The Objections, & Reluctances I met with in Soliciting the Subscriptions, made me soon feel the Impropriety of presenting one’s self as the Proposer of any useful Project that might be suppos’d to raise one’s Reputation in the smallest degree above that of one’s Neighbors, when one has need of their Assistance to accomplish that Project. I therefore put myself as much as I could out of sight, and stated it as a Scheme of a Number of Friends, who had requested me to go about and propose it to such as they thought Lovers of Reading. In this way my Affair went on more smoothly, and I ever after practis’d it on such Occasions; and from my frequent Successes, can heartily recommend it. The present little Sacrifice of your Vanity will afterwards be amply repaid. If it remains a while uncertain to whom the Merit belongs, some one more vain than yourself will be encourag’d to claim it, and then even Envy will be dispos’d to do you Justice, by plucking those assum’d Feathers, & restoring them to their right Owner. This Library afforded me the means of Improvement by constant Study, for which I set apart an Hour or two each Day; and thus repair’d in some Degree the Loss of the Learned Education my Father once intended for me. Reading was the only Amusement I allow’d myself. I spent no time in Taverns, Games, or Frolics of any kind. And my Industry in my Business continu’d as indefatigable as it was necessary. I was in debt for my Printinghouse, I had a young Family coming on to be educated, and I had to contend with for Business two Printers who were establish’d in the Place before me. My Circumstances however grew daily easier: my original Habits of Frugality continuing.
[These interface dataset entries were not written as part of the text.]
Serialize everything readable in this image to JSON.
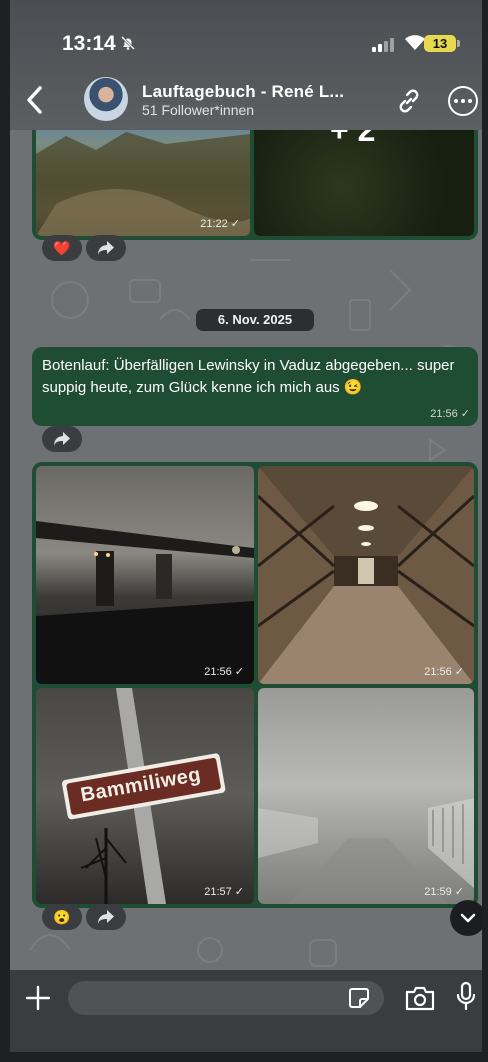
{
  "status": {
    "time": "13:14",
    "battery": "13"
  },
  "header": {
    "title": "Lauftagebuch - René L...",
    "subtitle": "51 Follower*innen"
  },
  "messages": {
    "album1": {
      "overflow_label": "+ 2",
      "timestamp": "21:22",
      "reaction": "❤️"
    },
    "date_separator": "6. Nov. 2025",
    "text_message": {
      "text": "Botenlauf: Überfälligen Lewinsky in Vaduz abgegeben... super suppig heute, zum Glück kenne ich mich aus 😉",
      "timestamp": "21:56"
    },
    "album2": {
      "photos": [
        {
          "timestamp": "21:56",
          "subject": "bridge in fog at night"
        },
        {
          "timestamp": "21:56",
          "subject": "covered wooden bridge interior"
        },
        {
          "timestamp": "21:57",
          "subject": "street sign",
          "sign_text": "Bammiliweg"
        },
        {
          "timestamp": "21:59",
          "subject": "foggy bridge walkway"
        }
      ],
      "reaction": "😮"
    }
  },
  "composer": {
    "placeholder": ""
  },
  "colors": {
    "bubble": "#1f4d33",
    "chat_background": "#6e7174",
    "bars": "#3a3d40"
  }
}
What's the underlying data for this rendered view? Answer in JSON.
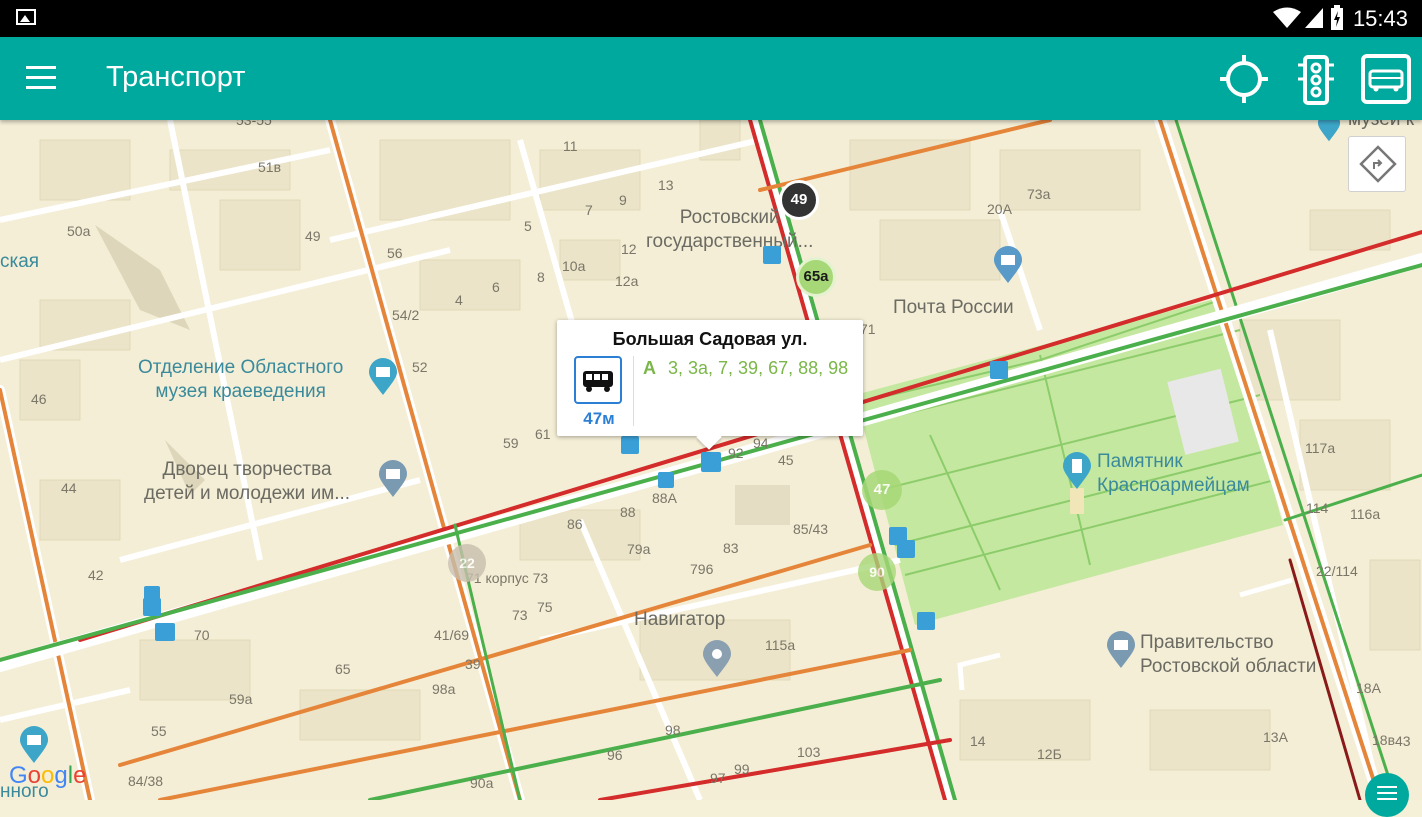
{
  "status_bar": {
    "time": "15:43",
    "icons": [
      "gallery-icon",
      "wifi-icon",
      "sim-icon",
      "battery-icon"
    ]
  },
  "app_bar": {
    "title": "Транспорт",
    "icons": [
      "menu-icon",
      "location-icon",
      "traffic-light-icon",
      "bus-filter-icon"
    ]
  },
  "colors": {
    "app_bar": "#00a99d",
    "route_green": "#7ab648",
    "bus_blue": "#2b7fd4",
    "park": "#c5e8a0"
  },
  "popup": {
    "stop_name": "Большая Садовая ул.",
    "distance": "47м",
    "transport_type": "А",
    "routes": "3, 3а, 7, 39, 67, 88, 98"
  },
  "vehicle_markers": [
    {
      "label": "49",
      "color": "#333333"
    },
    {
      "label": "65а",
      "color": "#8dc63f"
    },
    {
      "label": "47",
      "color": "#8dc63f"
    },
    {
      "label": "22",
      "color": "#a89c8a"
    },
    {
      "label": "90",
      "color": "#8dc63f"
    }
  ],
  "map": {
    "pois": [
      {
        "name": "Ростовский\nгосударственный...",
        "style": "poi"
      },
      {
        "name": "Почта России",
        "style": "poi"
      },
      {
        "name": "Отделение Областного\nмузея краеведения",
        "style": "poi-teal"
      },
      {
        "name": "Дворец творчества\nдетей и молодежи им...",
        "style": "poi"
      },
      {
        "name": "Памятник\nКрасноармейцам",
        "style": "poi-teal"
      },
      {
        "name": "Навигатор",
        "style": "poi"
      },
      {
        "name": "Правительство\nРостовской области",
        "style": "poi"
      },
      {
        "name": "ская",
        "style": "poi-teal"
      },
      {
        "name": "музей к",
        "style": "poi"
      },
      {
        "name": "нного",
        "style": "poi-teal"
      }
    ],
    "numbers": [
      "53-55",
      "51в",
      "50а",
      "49",
      "11",
      "13",
      "7",
      "9",
      "5",
      "56",
      "12",
      "10а",
      "8",
      "6",
      "4",
      "12а",
      "54/2",
      "52",
      "46",
      "44",
      "42",
      "59",
      "61",
      "94",
      "92",
      "45",
      "88А",
      "88",
      "86",
      "85/43",
      "79а",
      "83",
      "796",
      "71 корпус 73",
      "73",
      "75",
      "70",
      "41/69",
      "65",
      "39",
      "59а",
      "98а",
      "55",
      "98",
      "115а",
      "96",
      "103",
      "97",
      "99",
      "84/38",
      "90а",
      "20А",
      "73а",
      "71",
      "117а",
      "114",
      "116а",
      "22/114",
      "18А",
      "14",
      "12Б",
      "13А",
      "18в",
      "43"
    ]
  },
  "google_logo": "Google"
}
And my Father having among his Instructions to me when a Boy, frequently repeated a Proverb of Solomon, “Seest thou a Man diligent in his Calling, he shall stand before Kings, he shall not stand before mean Men.” I from thence consider’d Industry as a Means of obtaining Wealth and Distinction, which encourag’d me, tho’ I did not think that I should ever literally stand before Kings, which however has since happened.—for I have stood before five, & even had the honor of sitting down with one, the King of Denmark, to Dinner.